On the strategic side, given U.S. support to Turkey in Idlib, Syria’s last rebel-held province, Erdogan has rediscovered an appreciation for Washington.[ii] The Biden administration will take advantage of this, likely upholding a longstanding executive branch preference to do all it can to keep Turkey on its side. Yet, even if the new U.S. administration does not give up on Turkey, Washington should be realistic about its expectations of Erdogan. It is unlikely, for instance, that he will cancel the S-400 deal with Russia, since he has also decided to cultivate good ties with Putin. This is the case despite the sanctions imposed by the Trump administration in its closing months.[iii]
Given his competing needs, Erdogan will keep playing Russia and the United States against each other, while staying engaged in various wars. Nonetheless, a Turkish economic implosion could strain the Erdogan-Putin relationship—pushing the Turkish leader toward Washington— whilst forcing Ankara to scale down its involvement in Syria and Libya especially.
Recent fighting between Turkish and Syrian regime forces in Idlib “has reminded Erdogan that with or without a deal, he cannot stand up to Russia alone, and that he is better off repairing his ties with Washington.”[iv] Nonetheless, it may not be so easy for Erdogan to win Biden’s heart, because the latter is the first incoming President since George W. Bush to have dealt with Erdogan the “shapeshifter” before —Biden, after all, was Obama’s main interlocutor to Erdogan between 2013 and 2016— and is, therefore, unlikely to fall for him. Moreover, Erdogan’s domestic crack down will make it nearly impossible for Biden to fully embrace him.
Unless Biden reassures Erdogan not to worry about Putin’s machinations, that the U.S. is completely committed militarily to Turkey in Syria, Libya, and the South Caucasus, and that Washington will look the other way as regards Erdogan’s democratic transgressions—a very tall order—Erdogan will play Biden, but ultimately stick to Putin.
[i] Soner Cagaptay, “Turkey’s Reconfigured Ties with the ‘Strategic West,’” PolicyWatch 3187, Washington Institute for Near East Policy, September 25, 2019, https://www.washingtoninstitute.org/policy-analysis/turkeys-reconfigured-ties-strategic-west.
[iii] Lara Jakes, “U.S. Imposes Sanctions on Turkey over 2017 Purchase of Russian Missile Defenses,” New York Times, December 14, 2020, https://www.nytimes.com/2020/12/14/us/politics/trump-turkey-missile-defense-sanctions.html.
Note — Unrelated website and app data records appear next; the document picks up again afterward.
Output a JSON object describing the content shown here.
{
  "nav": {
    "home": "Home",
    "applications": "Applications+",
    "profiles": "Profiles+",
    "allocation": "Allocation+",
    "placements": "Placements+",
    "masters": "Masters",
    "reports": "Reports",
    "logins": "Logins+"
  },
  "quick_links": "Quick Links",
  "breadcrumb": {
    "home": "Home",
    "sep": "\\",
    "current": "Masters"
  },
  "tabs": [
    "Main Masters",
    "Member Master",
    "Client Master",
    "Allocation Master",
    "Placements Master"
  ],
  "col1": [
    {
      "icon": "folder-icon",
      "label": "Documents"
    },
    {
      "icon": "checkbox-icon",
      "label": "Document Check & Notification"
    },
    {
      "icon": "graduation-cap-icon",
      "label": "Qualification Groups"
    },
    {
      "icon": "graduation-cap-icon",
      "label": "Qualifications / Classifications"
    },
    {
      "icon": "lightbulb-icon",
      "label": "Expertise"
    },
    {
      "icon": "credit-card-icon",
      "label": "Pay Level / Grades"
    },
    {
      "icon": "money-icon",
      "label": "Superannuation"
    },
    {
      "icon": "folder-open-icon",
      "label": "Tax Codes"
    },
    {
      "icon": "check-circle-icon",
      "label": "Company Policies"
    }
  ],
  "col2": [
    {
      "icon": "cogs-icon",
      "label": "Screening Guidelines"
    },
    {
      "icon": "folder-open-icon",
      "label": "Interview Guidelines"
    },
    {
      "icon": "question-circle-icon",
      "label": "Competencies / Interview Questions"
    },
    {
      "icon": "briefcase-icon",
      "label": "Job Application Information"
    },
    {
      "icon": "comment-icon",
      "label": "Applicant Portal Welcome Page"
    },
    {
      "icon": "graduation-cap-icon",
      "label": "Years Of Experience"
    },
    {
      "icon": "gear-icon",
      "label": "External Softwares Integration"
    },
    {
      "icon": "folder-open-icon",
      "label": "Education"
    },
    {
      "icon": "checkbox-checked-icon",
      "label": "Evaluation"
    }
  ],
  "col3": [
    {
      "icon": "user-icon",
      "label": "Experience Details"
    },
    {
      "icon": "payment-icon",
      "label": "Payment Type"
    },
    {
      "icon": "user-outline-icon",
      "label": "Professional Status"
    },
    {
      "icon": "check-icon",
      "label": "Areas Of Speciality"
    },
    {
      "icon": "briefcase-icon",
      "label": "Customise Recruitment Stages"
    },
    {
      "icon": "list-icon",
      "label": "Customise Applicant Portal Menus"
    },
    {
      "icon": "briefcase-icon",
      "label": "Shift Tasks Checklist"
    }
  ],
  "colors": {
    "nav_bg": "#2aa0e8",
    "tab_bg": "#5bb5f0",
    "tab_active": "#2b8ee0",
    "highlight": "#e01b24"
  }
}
[iv] Soner Cagaptay, “A New Erdogan-Putin Deal in Idlib May Help—for Now,” PolicyWatch 3275, Washington Institute for Near East Policy, March 4, 2020, https://www.washingtoninstitute.org/policy-analysis/new-erdogan-putin-deal-idlib-may-help-now.